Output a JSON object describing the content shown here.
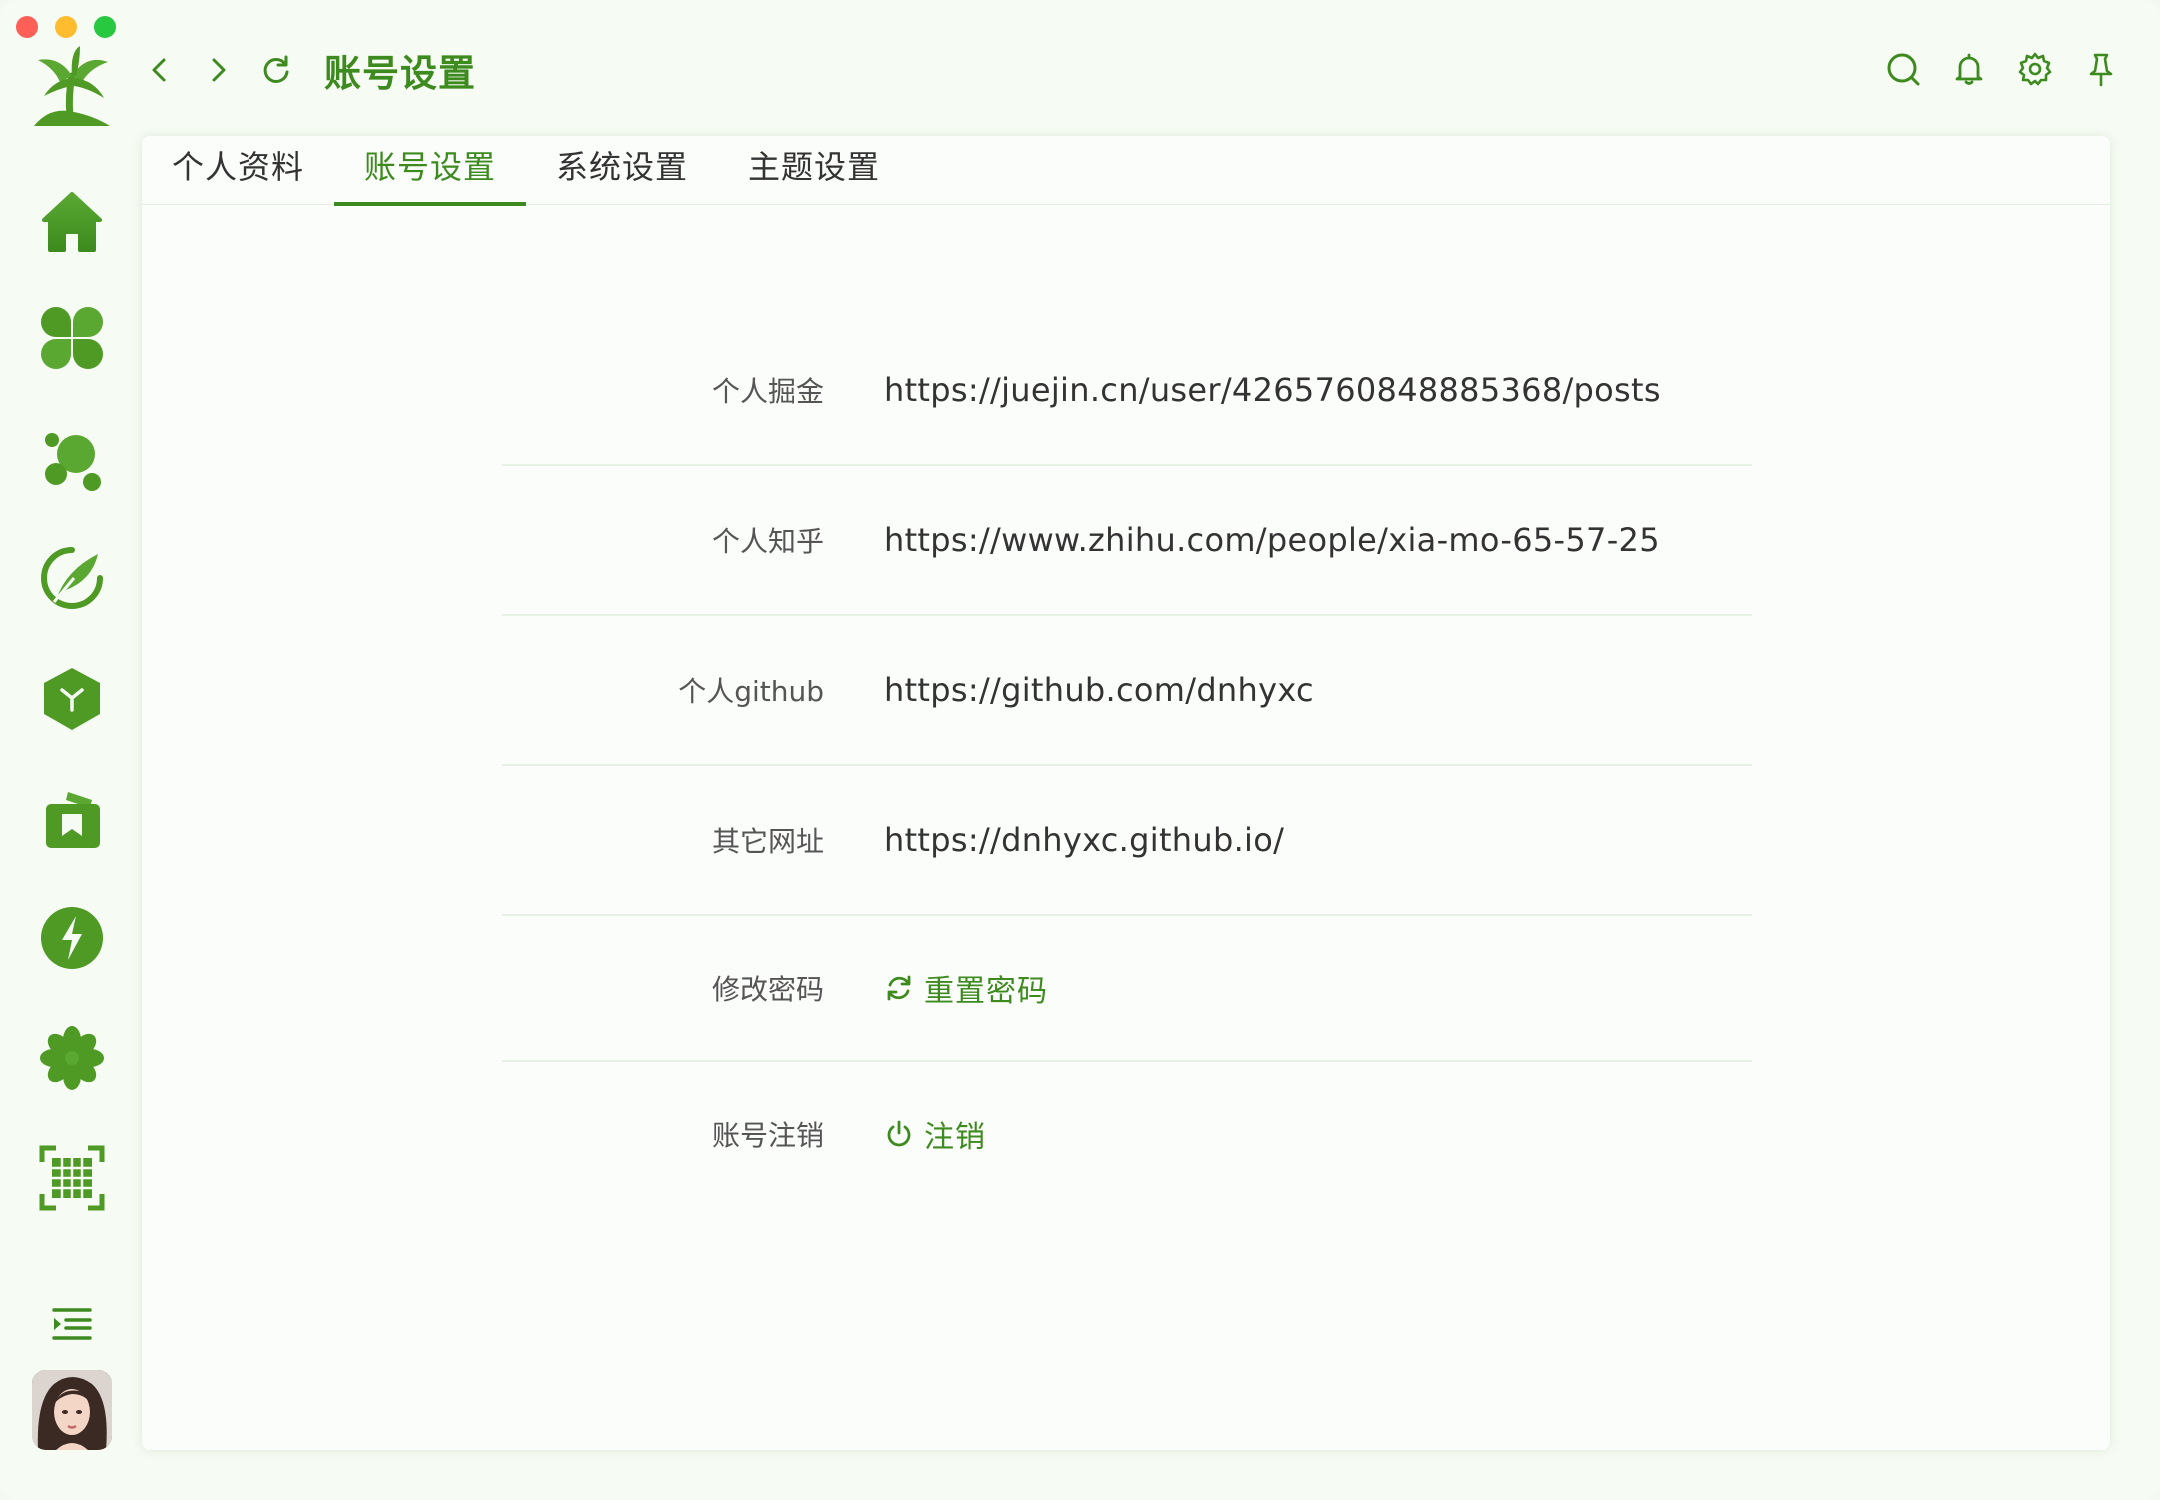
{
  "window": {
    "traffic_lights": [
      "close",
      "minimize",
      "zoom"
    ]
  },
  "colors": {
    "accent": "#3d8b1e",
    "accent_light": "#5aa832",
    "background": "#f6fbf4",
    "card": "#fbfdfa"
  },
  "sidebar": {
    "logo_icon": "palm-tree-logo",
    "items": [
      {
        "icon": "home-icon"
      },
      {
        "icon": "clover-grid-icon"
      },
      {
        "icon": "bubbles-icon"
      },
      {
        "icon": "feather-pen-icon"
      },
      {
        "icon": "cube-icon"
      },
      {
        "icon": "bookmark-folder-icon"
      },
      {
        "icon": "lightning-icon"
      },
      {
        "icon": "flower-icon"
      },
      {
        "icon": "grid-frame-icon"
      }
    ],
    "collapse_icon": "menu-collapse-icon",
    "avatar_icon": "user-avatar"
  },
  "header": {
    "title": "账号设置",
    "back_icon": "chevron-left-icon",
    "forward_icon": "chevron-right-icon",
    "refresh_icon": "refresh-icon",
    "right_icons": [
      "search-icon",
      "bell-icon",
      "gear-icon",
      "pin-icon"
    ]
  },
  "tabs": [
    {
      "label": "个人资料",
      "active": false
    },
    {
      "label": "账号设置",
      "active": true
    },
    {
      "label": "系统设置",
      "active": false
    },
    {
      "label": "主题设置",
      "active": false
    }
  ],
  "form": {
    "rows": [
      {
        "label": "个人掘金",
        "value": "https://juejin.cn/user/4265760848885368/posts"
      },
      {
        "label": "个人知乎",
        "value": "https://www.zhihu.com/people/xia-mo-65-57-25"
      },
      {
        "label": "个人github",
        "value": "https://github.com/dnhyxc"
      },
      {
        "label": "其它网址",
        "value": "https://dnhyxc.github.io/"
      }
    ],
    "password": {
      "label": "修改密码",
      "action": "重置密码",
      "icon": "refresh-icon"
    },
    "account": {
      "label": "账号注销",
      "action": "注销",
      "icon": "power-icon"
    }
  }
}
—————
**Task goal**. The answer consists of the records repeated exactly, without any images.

**Result for this task**.
Output a JSON object describing the content shown here.
{
  "window": {
    "traffic_lights": [
      "close",
      "minimize",
      "zoom"
    ]
  },
  "colors": {
    "accent": "#3d8b1e",
    "accent_light": "#5aa832",
    "background": "#f6fbf4",
    "card": "#fbfdfa"
  },
  "sidebar": {
    "logo_icon": "palm-tree-logo",
    "items": [
      {
        "icon": "home-icon"
      },
      {
        "icon": "clover-grid-icon"
      },
      {
        "icon": "bubbles-icon"
      },
      {
        "icon": "feather-pen-icon"
      },
      {
        "icon": "cube-icon"
      },
      {
        "icon": "bookmark-folder-icon"
      },
      {
        "icon": "lightning-icon"
      },
      {
        "icon": "flower-icon"
      },
      {
        "icon": "grid-frame-icon"
      }
    ],
    "collapse_icon": "menu-collapse-icon",
    "avatar_icon": "user-avatar"
  },
  "header": {
    "title": "账号设置",
    "back_icon": "chevron-left-icon",
    "forward_icon": "chevron-right-icon",
    "refresh_icon": "refresh-icon",
    "right_icons": [
      "search-icon",
      "bell-icon",
      "gear-icon",
      "pin-icon"
    ]
  },
  "tabs": [
    {
      "label": "个人资料",
      "active": false
    },
    {
      "label": "账号设置",
      "active": true
    },
    {
      "label": "系统设置",
      "active": false
    },
    {
      "label": "主题设置",
      "active": false
    }
  ],
  "form": {
    "rows": [
      {
        "label": "个人掘金",
        "value": "https://juejin.cn/user/4265760848885368/posts"
      },
      {
        "label": "个人知乎",
        "value": "https://www.zhihu.com/people/xia-mo-65-57-25"
      },
      {
        "label": "个人github",
        "value": "https://github.com/dnhyxc"
      },
      {
        "label": "其它网址",
        "value": "https://dnhyxc.github.io/"
      }
    ],
    "password": {
      "label": "修改密码",
      "action": "重置密码",
      "icon": "refresh-icon"
    },
    "account": {
      "label": "账号注销",
      "action": "注销",
      "icon": "power-icon"
    }
  }
}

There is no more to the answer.